Over the last 200 years the way we access and spend money has continued to change. The rise of cash points, debit cards and contactless technology has meant money is more accessible and easier to move around.
Cash register (1900/1920) by National Cash Register CompanyLeeds Museums & Galleries
Cash registers were first used in the late 1800s to record sales and to safely store cash while being displayed at the front of a shop. Many were ornately decorated. There are fewer cash registers operated by sales assistants today, as UK shoppers increasingly use self-checkouts.
Chocolate decimal coins (1971) by Cadbury's LtdLeeds Museums & Galleries
On 15 February 1971, known as ‘Decimal Day’, a new system of 100 pence to the pound was introduced in the UK. Every person in the country had to use coins which looked different and represented new values. Chocolate decimal coins were given out to school children.
Leeds Queer Film Festival donation box (2005)Leeds Museums & Galleries
There are many types of spending, including donating to charitable causes. This donation box is made out of a teabag tin, and was used to raise money at the first Leeds Queer Film Festival in 2005.
People often save money in banks and building societies, trusting that it will be safe and accessible in the future. There are many types of financial organisations, from Islamic banks to community loan schemes. Over a million people in the UK are unable to open a bank account.
Cridling Stubbs coin hoard (AD 346)Leeds Museums & Galleries
Some of the oldest examples of keeping money safe are coin hoards, and hundreds of ancient hoards have been discovered in Yorkshire. There are many reasons why someone might bury or hide coins; one reason is to have a secret, safe place for the family wealth.
Piggy banks (1800s and 2012)Leeds Museums & Galleries
Money boxes are a popular way to store and save money in the home.

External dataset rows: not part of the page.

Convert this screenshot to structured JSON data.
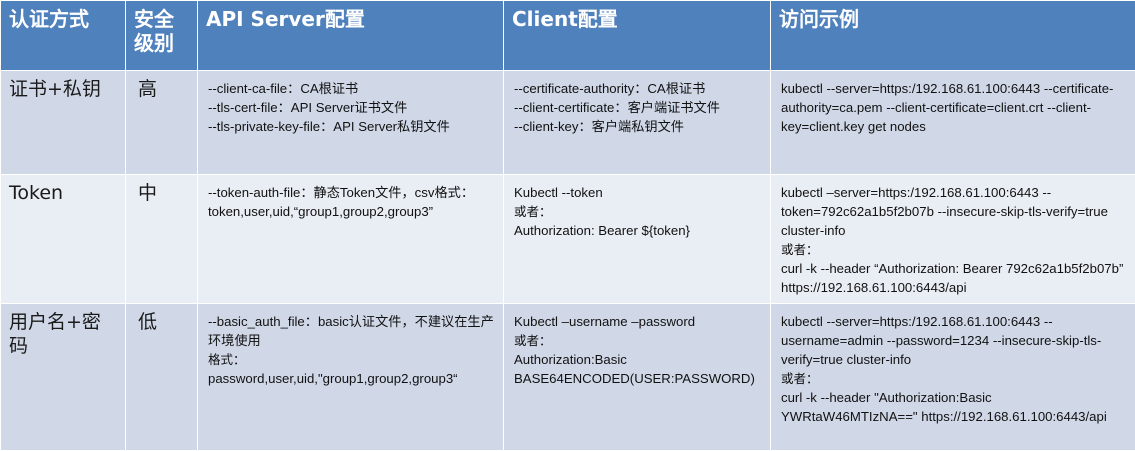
{
  "headers": {
    "method": "认证方式",
    "level": "安全级别",
    "server": "API Server配置",
    "client": "Client配置",
    "example": "访问示例"
  },
  "rows": [
    {
      "method": "证书+私钥",
      "level": "高",
      "server": [
        "--client-ca-file：CA根证书",
        "--tls-cert-file：API Server证书文件",
        "--tls-private-key-file：API Server私钥文件"
      ],
      "client": [
        "--certificate-authority：CA根证书",
        "--client-certificate：客户端证书文件",
        "--client-key：客户端私钥文件"
      ],
      "example": [
        "kubectl --server=https:/192.168.61.100:6443 --certificate-authority=ca.pem  --client-certificate=client.crt  --client-key=client.key  get nodes"
      ]
    },
    {
      "method": "Token",
      "level": "中",
      "server": [
        "--token-auth-file：静态Token文件，csv格式：",
        "token,user,uid,“group1,group2,group3”"
      ],
      "client": [
        "Kubectl --token",
        "或者：",
        "Authorization: Bearer ${token}"
      ],
      "example": [
        "kubectl –server=https:/192.168.61.100:6443 --token=792c62a1b5f2b07b  --insecure-skip-tls-verify=true  cluster-info",
        "或者：",
        "curl -k --header “Authorization: Bearer 792c62a1b5f2b07b” https://192.168.61.100:6443/api"
      ]
    },
    {
      "method": "用户名+密码",
      "level": "低",
      "server": [
        "--basic_auth_file：basic认证文件，不建议在生产环境使用",
        "格式：",
        "password,user,uid,\"group1,group2,group3“"
      ],
      "client": [
        "Kubectl –username –password",
        "或者：",
        "Authorization:Basic BASE64ENCODED(USER:PASSWORD)"
      ],
      "example": [
        "kubectl --server=https:/192.168.61.100:6443 --username=admin  --password=1234  --insecure-skip-tls-verify=true  cluster-info",
        "或者：",
        "curl -k --header \"Authorization:Basic YWRtaW46MTIzNA==\" https://192.168.61.100:6443/api"
      ]
    }
  ]
}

They are often given as gifts to children to help them learn the principles of saving and managing money.
We are surrounded by images of money in culture, art and the media.
Apart from financial transactions, physical money has great power in terms of the messages it can convey, and in the many ways that people use it.
Lakshmi figure (1998)Leeds Museums & Galleries
There are traditions and beliefs associated with money across the world, and some practices date back thousands of years. This figure from India of Lakshmi, the Hindu goddess of wealth, would be used as part of a family shrine in the home or in a business to ensure prosperity.
Gold angel of Henry VIII (1509/1526) by London MintLeeds Museums & Galleries
In Britain a coin like this could be used as a ‘touch piece’ and worn as an amulet. During a ‘touching’ ceremony the king or queen would bless the coin with their God-given power and touch it on the head of someone suffering from scrofula, (tuberculosis), in order to cure them.
Dress from Afghanistan Dress from Afghanistan (1930/1980)Leeds Museums & Galleries
Incorporating coins into clothing is common in parts of Eastern Europe, Central Asia and the Middle East. As well as being highly decorative ornaments, coins can make the association between personal wealth and good luck and protection.
Sponsored by Leeds Building Society. Based on a current exhibition at Leeds City Museum.